Work task:
Would you return every entry below exactly as written, without its images?

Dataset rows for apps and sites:

^^^^^^^^^^^^^^^^

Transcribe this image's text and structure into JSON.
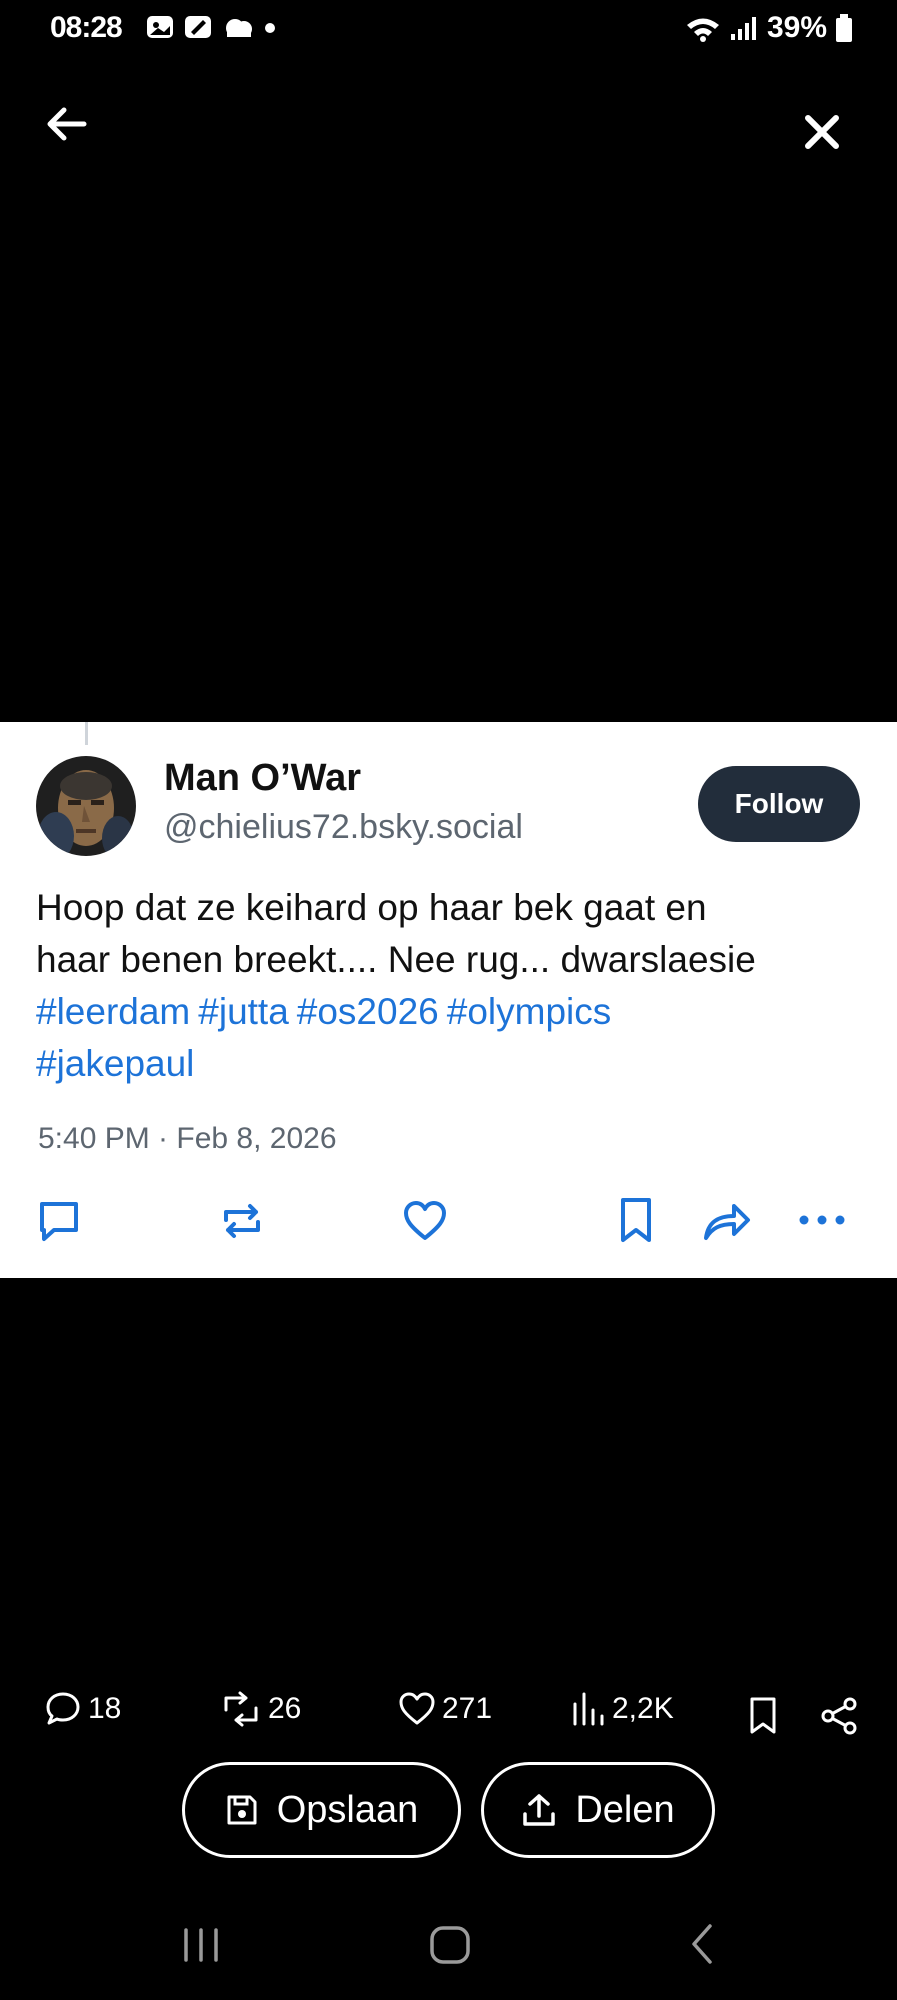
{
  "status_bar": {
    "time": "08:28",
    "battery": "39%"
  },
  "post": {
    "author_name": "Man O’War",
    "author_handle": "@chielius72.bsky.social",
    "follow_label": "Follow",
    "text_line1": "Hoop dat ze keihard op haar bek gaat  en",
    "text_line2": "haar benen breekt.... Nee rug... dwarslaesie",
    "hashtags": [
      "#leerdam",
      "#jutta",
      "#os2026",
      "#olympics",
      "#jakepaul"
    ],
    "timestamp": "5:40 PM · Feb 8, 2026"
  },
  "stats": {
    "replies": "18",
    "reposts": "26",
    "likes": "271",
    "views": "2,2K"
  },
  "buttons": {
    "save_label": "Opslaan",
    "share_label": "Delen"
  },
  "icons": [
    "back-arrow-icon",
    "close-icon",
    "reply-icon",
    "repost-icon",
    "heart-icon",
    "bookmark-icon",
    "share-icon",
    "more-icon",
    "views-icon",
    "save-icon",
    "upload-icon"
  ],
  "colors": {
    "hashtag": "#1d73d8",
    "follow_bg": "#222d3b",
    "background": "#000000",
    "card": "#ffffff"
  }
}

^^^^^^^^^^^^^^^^

Output for this exercise:
Transcribe this image's text and structure into JSON.
{
  "status_bar": {
    "time": "08:28",
    "battery": "39%"
  },
  "post": {
    "author_name": "Man O’War",
    "author_handle": "@chielius72.bsky.social",
    "follow_label": "Follow",
    "text_line1": "Hoop dat ze keihard op haar bek gaat  en",
    "text_line2": "haar benen breekt.... Nee rug... dwarslaesie",
    "hashtags": [
      "#leerdam",
      "#jutta",
      "#os2026",
      "#olympics",
      "#jakepaul"
    ],
    "timestamp": "5:40 PM · Feb 8, 2026"
  },
  "stats": {
    "replies": "18",
    "reposts": "26",
    "likes": "271",
    "views": "2,2K"
  },
  "buttons": {
    "save_label": "Opslaan",
    "share_label": "Delen"
  },
  "icons": [
    "back-arrow-icon",
    "close-icon",
    "reply-icon",
    "repost-icon",
    "heart-icon",
    "bookmark-icon",
    "share-icon",
    "more-icon",
    "views-icon",
    "save-icon",
    "upload-icon"
  ],
  "colors": {
    "hashtag": "#1d73d8",
    "follow_bg": "#222d3b",
    "background": "#000000",
    "card": "#ffffff"
  }
}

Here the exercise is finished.